And while the plot of “A Girl Called Rumi” is strong enough to where Honarvar could have written a straight-ahead novel, she chose to incorporate fantastical and even magical elements into the story. Posing as a boy named Rumi so she can still play with her male best friend, Kimia visits Baba Morshed, a local mystic who introduces her to “The Conference of the Birds,” a 12th century epic poem by Farid ud-Din Attar which works as a metaphor for humanity’s, and later Kimia’s, inability to attain enlightenment.
“Perhaps the more relevant question is, who are you?” asks Baba Morshed to Kimia in the novel after from “The Conference of the Birds.”
“I still wasn’t used to the odd feeling of leaving with more questions than I had arrived with,” thinks Kimia after Baba Morshed poses this question to her. “But what competed for my attention was the new sensation that had stirred inside my belly. Like all children of war, I was well-versed in anxiety; I knew by heart all its subtle tweaks and jabs. But this was brand-new.”
In many ways, the novel serves as a love letter and tribute to the myths and art of Persian culture, with a young Kimia dutifully absorbing the stories as a means of coping with the war and, as an adult, using the stories to come to a better understanding of her existence.
“The timelessness and the relevance of wisdom that shines through Persian poetry and myths, that’s what I really wanted to highlight,” says Honarvar. “That’s kind of what has stayed in Iran, but has also been somewhat of savior for me here, too.”
The more one learns about Honarvar and her own life, the more parallels there seem to be between her and Kimia. For example, she recalls writing “anti-regime rhetorics on the walls” when she was a teenager, a protest that is also performed by Kimia in the book.

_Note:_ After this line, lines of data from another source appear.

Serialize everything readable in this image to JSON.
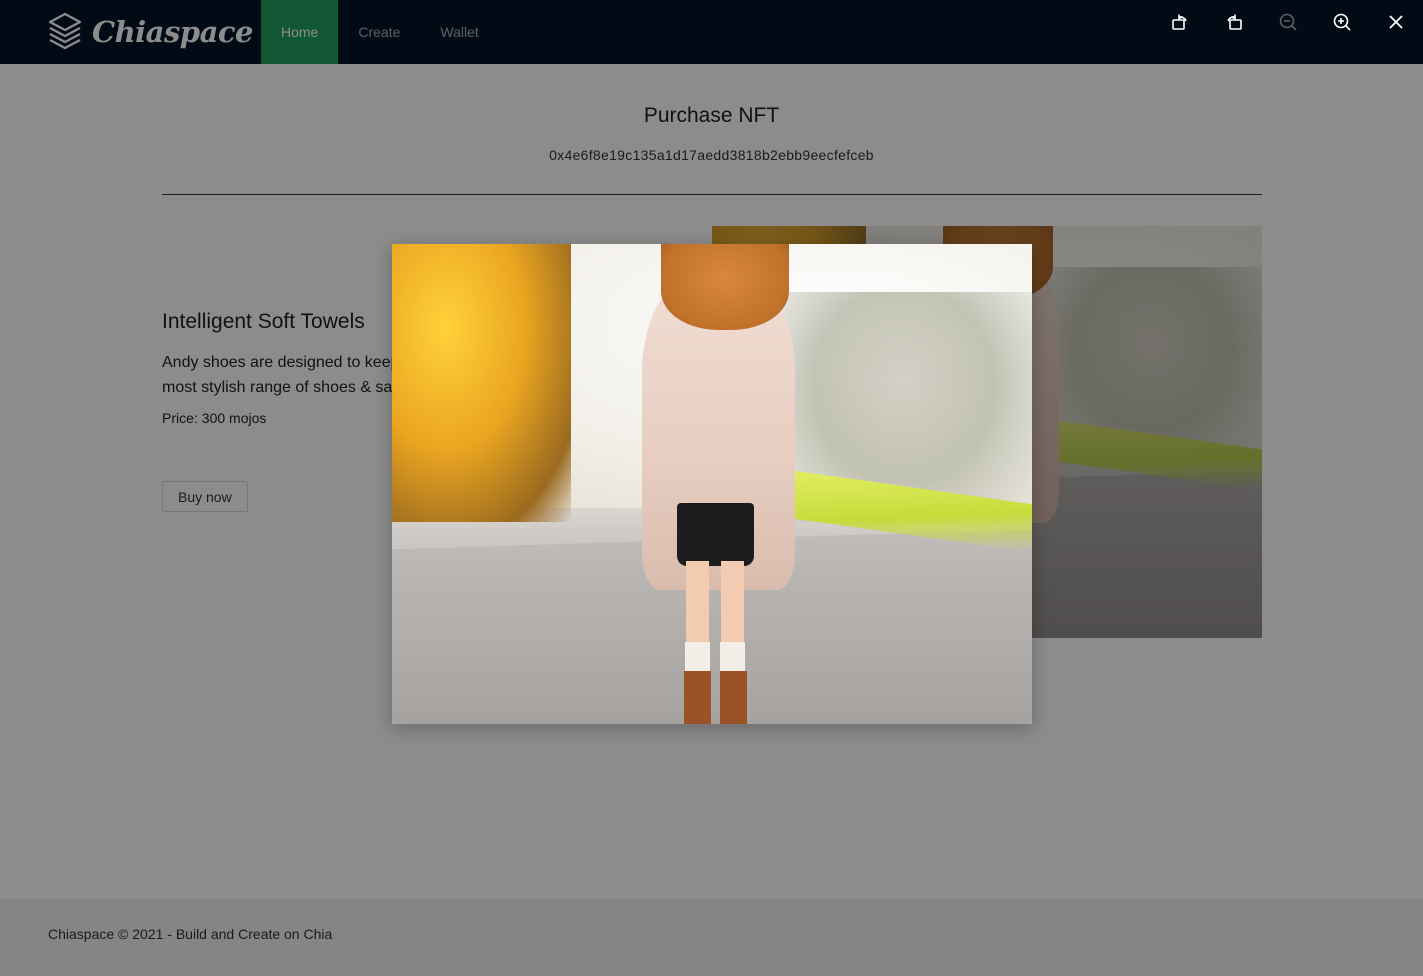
{
  "header": {
    "logo_text": "Chiaspace",
    "nav": [
      {
        "label": "Home",
        "active": true
      },
      {
        "label": "Create",
        "active": false
      },
      {
        "label": "Wallet",
        "active": false
      }
    ]
  },
  "page": {
    "title": "Purchase NFT",
    "address": "0x4e6f8e19c135a1d17aedd3818b2ebb9eecfefceb"
  },
  "product": {
    "name": "Intelligent Soft Towels",
    "description": "Andy shoes are designed to keeping in mind durability as well as trends, the most stylish range of shoes & sandals",
    "price_label": "Price:",
    "price_value": "300 mojos",
    "buy_label": "Buy now"
  },
  "footer": {
    "text": "Chiaspace © 2021 - Build and Create on Chia"
  },
  "preview": {
    "toolbar": [
      {
        "icon": "rotate-left-icon",
        "disabled": false
      },
      {
        "icon": "rotate-right-icon",
        "disabled": false
      },
      {
        "icon": "zoom-out-icon",
        "disabled": true
      },
      {
        "icon": "zoom-in-icon",
        "disabled": false
      },
      {
        "icon": "close-icon",
        "disabled": false
      }
    ]
  },
  "colors": {
    "header_bg": "#001529",
    "nav_active_bg": "#1f9e5e",
    "page_bg": "#ffffff",
    "footer_bg": "#f0f2f5"
  }
}
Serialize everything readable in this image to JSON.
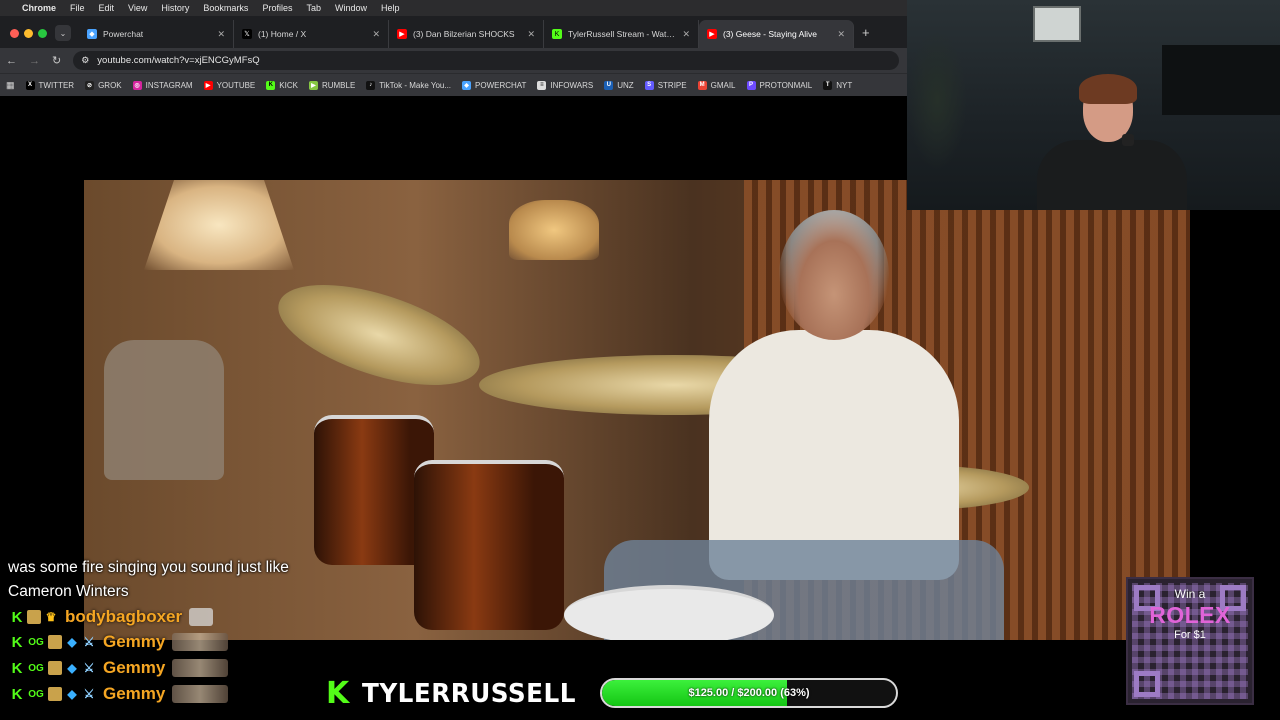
{
  "menubar": {
    "app": "Chrome",
    "items": [
      "File",
      "Edit",
      "View",
      "History",
      "Bookmarks",
      "Profiles",
      "Tab",
      "Window",
      "Help"
    ]
  },
  "tabs": [
    {
      "title": "Powerchat",
      "icon": "powerchat-icon",
      "color": "#4aa3ff"
    },
    {
      "title": "(1) Home / X",
      "icon": "x-icon",
      "color": "#000000"
    },
    {
      "title": "(3) Dan Bilzerian SHOCKS",
      "icon": "youtube-icon",
      "color": "#ff0000"
    },
    {
      "title": "TylerRussell Stream - Watch l",
      "icon": "kick-icon",
      "color": "#53fc18"
    },
    {
      "title": "(3) Geese - Staying Alive",
      "icon": "youtube-icon",
      "color": "#ff0000",
      "active": true
    }
  ],
  "address": {
    "url": "youtube.com/watch?v=xjENCGyMFsQ"
  },
  "bookmarks": [
    {
      "label": "TWITTER",
      "icon": "x-icon",
      "color": "#000000"
    },
    {
      "label": "GROK",
      "icon": "grok-icon",
      "color": "#222222"
    },
    {
      "label": "INSTAGRAM",
      "icon": "instagram-icon",
      "color": "#d6249f"
    },
    {
      "label": "YOUTUBE",
      "icon": "youtube-icon",
      "color": "#ff0000"
    },
    {
      "label": "KICK",
      "icon": "kick-icon",
      "color": "#53fc18"
    },
    {
      "label": "RUMBLE",
      "icon": "rumble-icon",
      "color": "#85c742"
    },
    {
      "label": "TikTok - Make You...",
      "icon": "tiktok-icon",
      "color": "#111111"
    },
    {
      "label": "POWERCHAT",
      "icon": "powerchat-icon",
      "color": "#4aa3ff"
    },
    {
      "label": "INFOWARS",
      "icon": "infowars-icon",
      "color": "#dddddd"
    },
    {
      "label": "UNZ",
      "icon": "unz-icon",
      "color": "#1a5fb4"
    },
    {
      "label": "STRIPE",
      "icon": "stripe-icon",
      "color": "#635bff"
    },
    {
      "label": "GMAIL",
      "icon": "gmail-icon",
      "color": "#ea4335"
    },
    {
      "label": "PROTONMAIL",
      "icon": "protonmail-icon",
      "color": "#6d4aff"
    },
    {
      "label": "NYT",
      "icon": "nyt-icon",
      "color": "#111111"
    }
  ],
  "chat": {
    "message": "was some fire singing you sound just like Cameron Winters",
    "rows": [
      {
        "username": "bodybagboxer",
        "color": "#f5a623"
      },
      {
        "username": "Gemmy",
        "color": "#f5a623"
      },
      {
        "username": "Gemmy",
        "color": "#f5a623"
      },
      {
        "username": "Gemmy",
        "color": "#f5a623"
      }
    ]
  },
  "stream": {
    "brand_name": "TYLERRUSSELL",
    "accent": "#53fc18"
  },
  "goal": {
    "label": "$125.00 / $200.00 (63%)",
    "fraction": 0.63
  },
  "promo": {
    "line1": "Win a",
    "line2": "ROLEX",
    "line3": "For $1"
  }
}
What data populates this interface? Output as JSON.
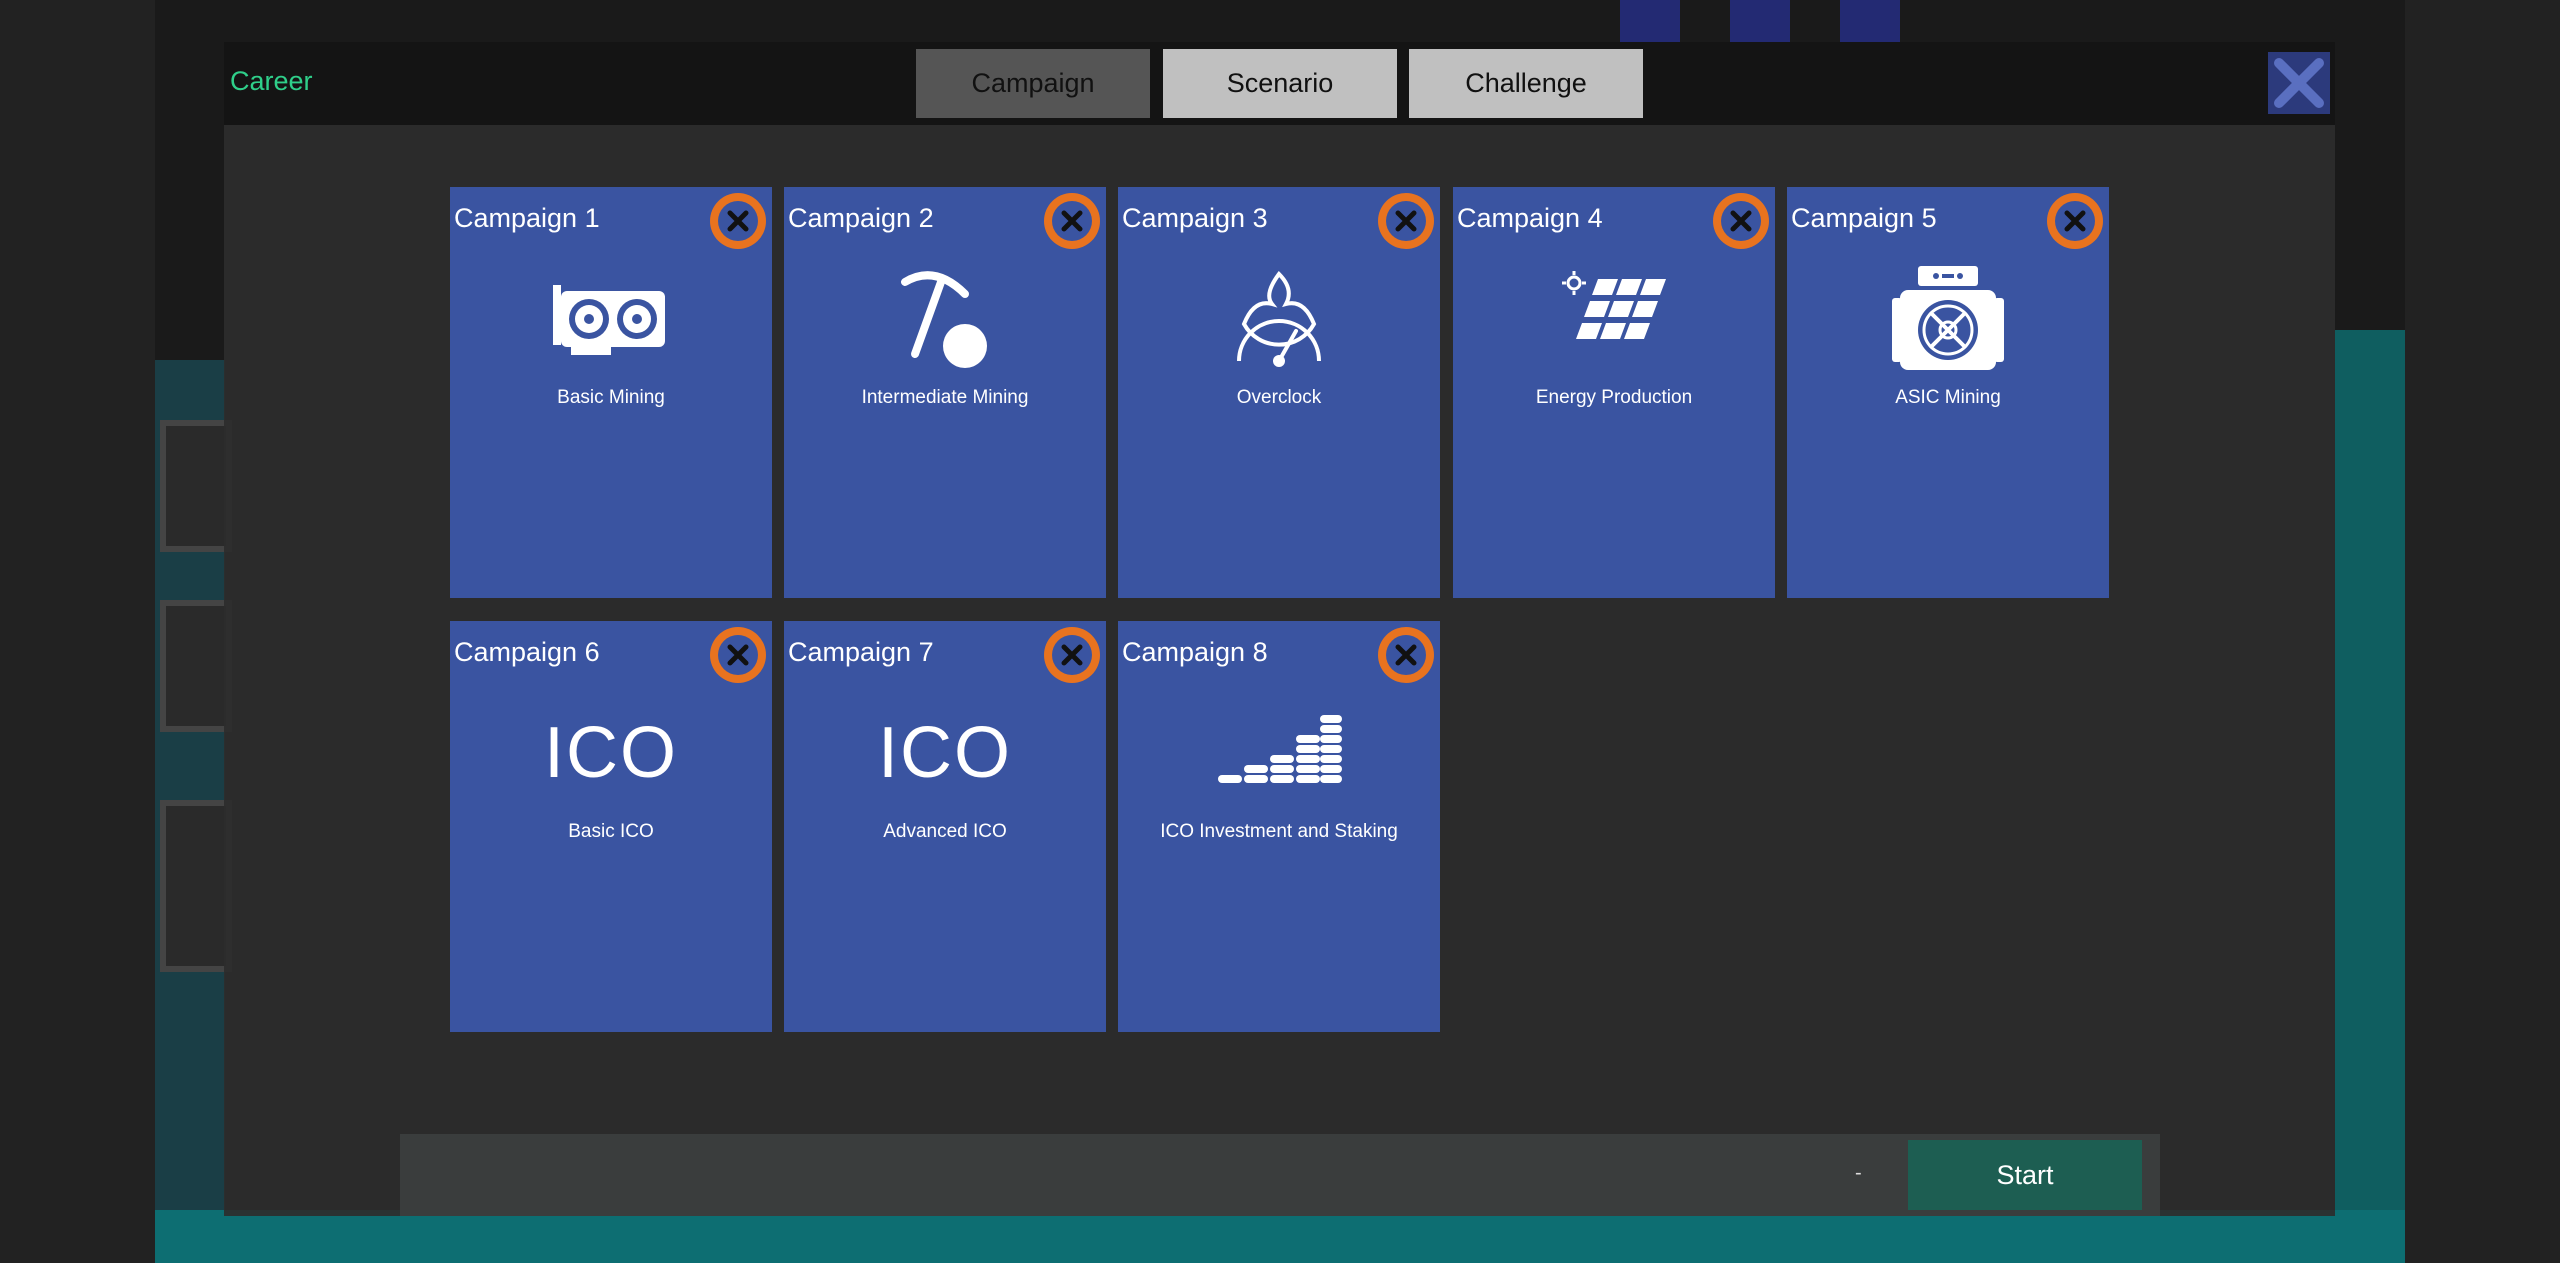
{
  "header": {
    "title": "Career",
    "tabs": [
      {
        "label": "Campaign",
        "active": true
      },
      {
        "label": "Scenario",
        "active": false
      },
      {
        "label": "Challenge",
        "active": false
      }
    ],
    "close_icon": "close-icon"
  },
  "campaigns": [
    {
      "title": "Campaign 1",
      "label": "Basic Mining",
      "icon": "gpu-card-icon"
    },
    {
      "title": "Campaign 2",
      "label": "Intermediate Mining",
      "icon": "pickaxe-coin-icon"
    },
    {
      "title": "Campaign 3",
      "label": "Overclock",
      "icon": "speedometer-flame-icon"
    },
    {
      "title": "Campaign 4",
      "label": "Energy Production",
      "icon": "solar-panel-icon"
    },
    {
      "title": "Campaign 5",
      "label": "ASIC Mining",
      "icon": "asic-miner-icon"
    },
    {
      "title": "Campaign 6",
      "label": "Basic ICO",
      "icon_text": "ICO"
    },
    {
      "title": "Campaign 7",
      "label": "Advanced ICO",
      "icon_text": "ICO"
    },
    {
      "title": "Campaign 8",
      "label": "ICO Investment and Staking",
      "icon": "coin-stacks-icon"
    }
  ],
  "footer": {
    "selection": "-",
    "start_label": "Start"
  },
  "colors": {
    "card": "#3a54a1",
    "badge": "#e8731f",
    "career": "#2fcf8a",
    "start": "#1d5e52"
  }
}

In one part of the book, Kimia’s brother secretly buys a horse and hides it in the family’s basement, something Honarvar’s own brother did when they were young. Most pressingly, there’s a picture of a young Honarvar in the back of the book, her hair cut short, with the caption “The author at age nine, trying to blend in as a boy in Iran, 1982.”
Still, Honarvar maintains that most of what makes up “A Girl Called Rumi” is fictional.
“Some of it is based on my own experiences, but most is an amalgam of experiences that friends and family shared, as well as things I’ve just imagined,” says Honarvar, who will host a book release event at Mysterious Galaxy bookstore on Sept. 22 at 7 p.m.
And yet it’s hard not to look at the novel as something Honarvar was destined to write. From her own experiences in a repressive, war-torn country to her own American journey, “A Girl Called Rumi” not only serves a fantastical tale of finding hope among the ruins, but as a tribute to the places we have to leave behind in order to find ourselves.
“Joy is such a sustainable fuel, its sustainable energy that we tap into to help us with the challenges,” says Honarvar, who often hosts arts workshops for refugees at the U.S.-Mexico border. “Seeing how people build their own resilience in difficult situations has been a tremendous inspiration.”
A spellbinding, compelling, and multifaceted tale about an Iranian family haunted by war.
Deepak Chopra calls Ari’s debut novel, “A page-turner that goes deep into the nature of reality beyond perception.” Based on Ari’s childhood during the Iran-Iraq War, the book weaves an ancient Persian myth that takes spiritual seekers on a journey through the mystical Seven Valleys of Love. A portion of the proceeds from the sale of this book goes to MAP in support of the Mexico-based migrant shelters. More info:
Click on Shop Button Below